-- PROVIDED ENTRIES follows --
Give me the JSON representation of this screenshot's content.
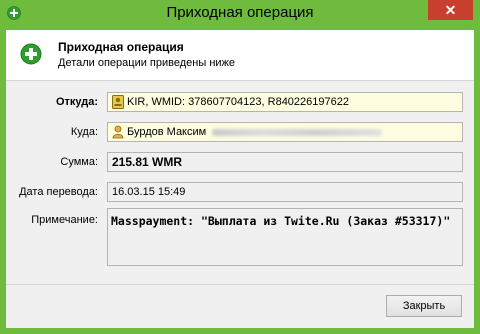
{
  "window": {
    "title": "Приходная операция",
    "close_glyph": "✕"
  },
  "header": {
    "title": "Приходная операция",
    "subtitle": "Детали операции приведены ниже"
  },
  "fields": {
    "from": {
      "label": "Откуда:",
      "value": "KIR, WMID: 378607704123, R840226197622"
    },
    "to": {
      "label": "Куда:",
      "value": "Бурдов Максим"
    },
    "amount": {
      "label": "Сумма:",
      "value": "215.81 WMR"
    },
    "date": {
      "label": "Дата перевода:",
      "value": "16.03.15 15:49"
    },
    "note": {
      "label": "Примечание:",
      "value": "Masspayment: \"Выплата из Twite.Ru (Заказ #53317)\""
    }
  },
  "buttons": {
    "close_label": "Закрыть"
  },
  "colors": {
    "titlebar": "#6fbb3e",
    "close": "#c7402d",
    "accent_green": "#2e9e2e"
  },
  "icons": {
    "app": "plus-circle-icon",
    "header": "plus-circle-icon",
    "from": "webmoney-passport-icon",
    "to": "user-icon"
  }
}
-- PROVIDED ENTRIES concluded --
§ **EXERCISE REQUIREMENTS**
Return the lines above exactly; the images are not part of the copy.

§ **THE ANSWER**
Give me the JSON representation of this screenshot's content.
{
  "window": {
    "title": "Приходная операция",
    "close_glyph": "✕"
  },
  "header": {
    "title": "Приходная операция",
    "subtitle": "Детали операции приведены ниже"
  },
  "fields": {
    "from": {
      "label": "Откуда:",
      "value": "KIR, WMID: 378607704123, R840226197622"
    },
    "to": {
      "label": "Куда:",
      "value": "Бурдов Максим"
    },
    "amount": {
      "label": "Сумма:",
      "value": "215.81 WMR"
    },
    "date": {
      "label": "Дата перевода:",
      "value": "16.03.15 15:49"
    },
    "note": {
      "label": "Примечание:",
      "value": "Masspayment: \"Выплата из Twite.Ru (Заказ #53317)\""
    }
  },
  "buttons": {
    "close_label": "Закрыть"
  },
  "colors": {
    "titlebar": "#6fbb3e",
    "close": "#c7402d",
    "accent_green": "#2e9e2e"
  },
  "icons": {
    "app": "plus-circle-icon",
    "header": "plus-circle-icon",
    "from": "webmoney-passport-icon",
    "to": "user-icon"
  }
}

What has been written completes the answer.